Bivariate mapping is a comparatively recent graphical method. A bivariate choropleth map uses color to solve a problem of representation in four dimensions; two spatial dimensions — longitude and latitude — and two statistical variables. Take the example of mapping population density and average daily maximum temperature simultaneously. Population could be given a colour scale of black to green, and temperature from blue to red. Then an area with low population and low temperature would be dark blue, high population and low temperature would be cyan, high population and high temperature would be yellow, while low population and high temperature would be dark red. The eye can quickly see potential relationships between these variables.

Data classification and graphic representation of the classified data are two important processes involved in constructing a bivariate map. The number of classes should be possible to deal with by the reader. A rectangular legend box is divided into smaller boxes where each box represents a unique relationship of the variables.

In general, bivariate maps are one of the alternatives to the simple univariate choropleth maps, although they are sometimes extremely difficult to understand the distribution of a single variable. Because conventional bivariate maps use two arbitrarily assigned color schemes and generate random color combinations for overlapping sections and users have to refer to the arbitrary legend all the time. Therefore, a very prominent and clear legend is needed so that both the distribution of single variable and the relationship between the two variables could be shown on the bivariate map.

References[edit]

  • Dunn R., (1989). A dynamic approach to two-variable color mapping. The American Statistician, Vol. 43, No. 4, pp. 245–252.
  • Jeong W. and Gluck M., (2002). Multimodal bivariate thematic maps with auditory and haptic display. Proceedings of the 2002 International Conference on Auditory Display, Kyoto, Japan, July 2-5.
  • Leonowicz, A (2006). Two-variable choropleth maps as a useful tool for visualization of geographical relationship. Geografija (42) pp. 33–37.
  • Liu L. and Du C., (1999). Environmental System Research Institute (ESRI), online library.
  • Olson J. (1981). Spectrally encoded two-variable maps.
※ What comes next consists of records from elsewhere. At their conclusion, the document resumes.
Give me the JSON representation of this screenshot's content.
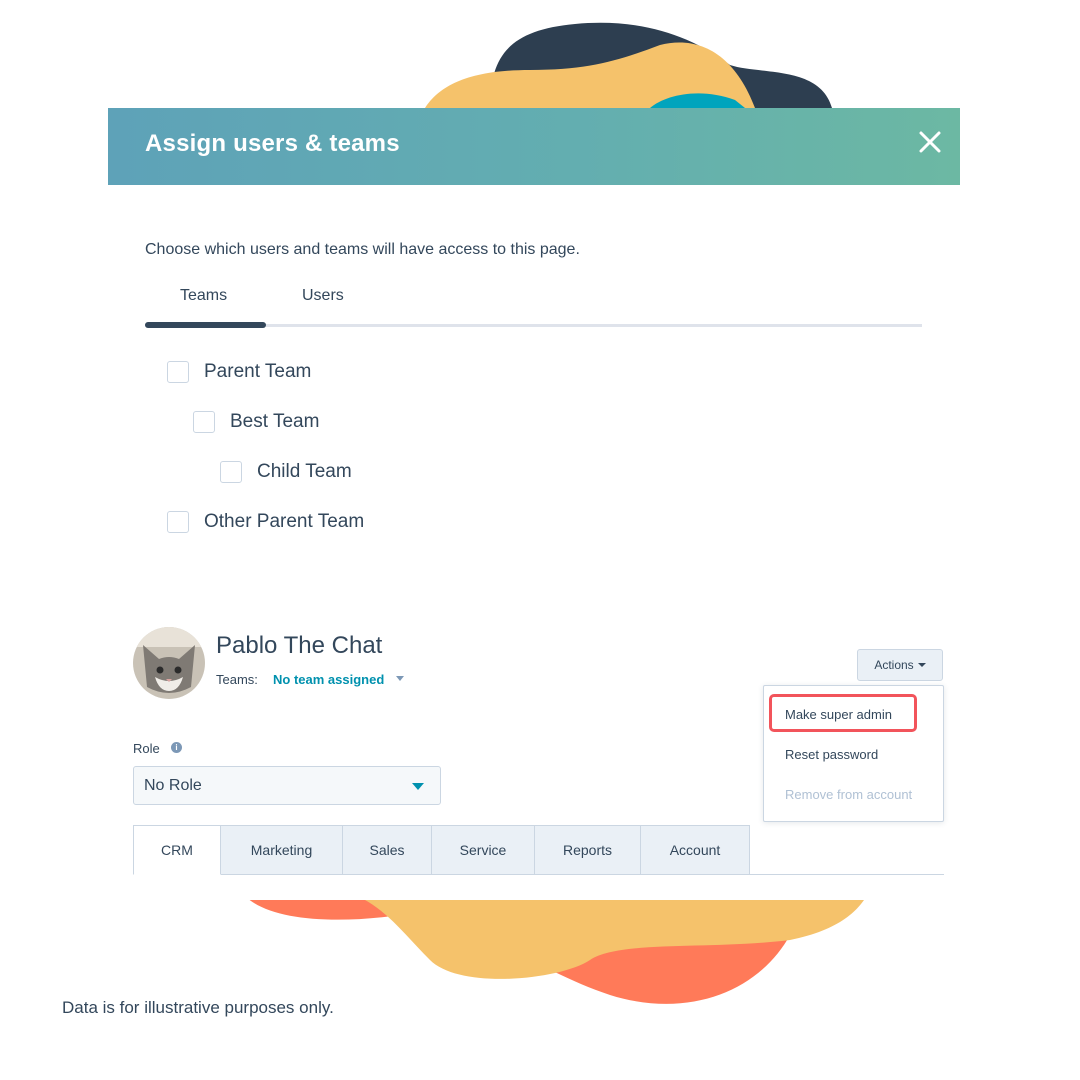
{
  "modal": {
    "title": "Assign users & teams",
    "close_icon": "close-icon",
    "instruction": "Choose which users and teams will have access to this page.",
    "tabs": [
      {
        "label": "Teams",
        "active": true
      },
      {
        "label": "Users",
        "active": false
      }
    ],
    "teams": [
      {
        "label": "Parent Team",
        "checked": false,
        "level": 0
      },
      {
        "label": "Best Team",
        "checked": false,
        "level": 1
      },
      {
        "label": "Child Team",
        "checked": false,
        "level": 2
      },
      {
        "label": "Other Parent Team",
        "checked": false,
        "level": 0
      }
    ]
  },
  "user": {
    "name": "Pablo The Chat",
    "teams_label": "Teams:",
    "teams_value": "No team assigned",
    "actions_label": "Actions",
    "actions_menu": [
      {
        "label": "Make super admin",
        "highlighted": true,
        "disabled": false
      },
      {
        "label": "Reset password",
        "highlighted": false,
        "disabled": false
      },
      {
        "label": "Remove from account",
        "highlighted": false,
        "disabled": true
      }
    ],
    "role_label": "Role",
    "role_value": "No Role",
    "permission_tabs": [
      {
        "label": "CRM",
        "active": true
      },
      {
        "label": "Marketing",
        "active": false
      },
      {
        "label": "Sales",
        "active": false
      },
      {
        "label": "Service",
        "active": false
      },
      {
        "label": "Reports",
        "active": false
      },
      {
        "label": "Account",
        "active": false
      }
    ]
  },
  "disclaimer": "Data is for illustrative purposes only.",
  "colors": {
    "header_gradient_start": "#5ea2b8",
    "header_gradient_end": "#6cb8a3",
    "text": "#33475b",
    "link": "#0091ae",
    "highlight": "#f2545b",
    "blob_navy": "#2d3e50",
    "blob_yellow": "#f5c26b",
    "blob_teal": "#00a4bd",
    "blob_coral": "#ff7a59"
  }
}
Annals of the Association of American Geographers. 71 (2): 259-276.
  • Trumbo B. E. (1981). A theory of coloring bivariate statistical maps. The American Statistician, Vol. 35, No. 4, pp. 220–226.

See also[edit]

Four color theorem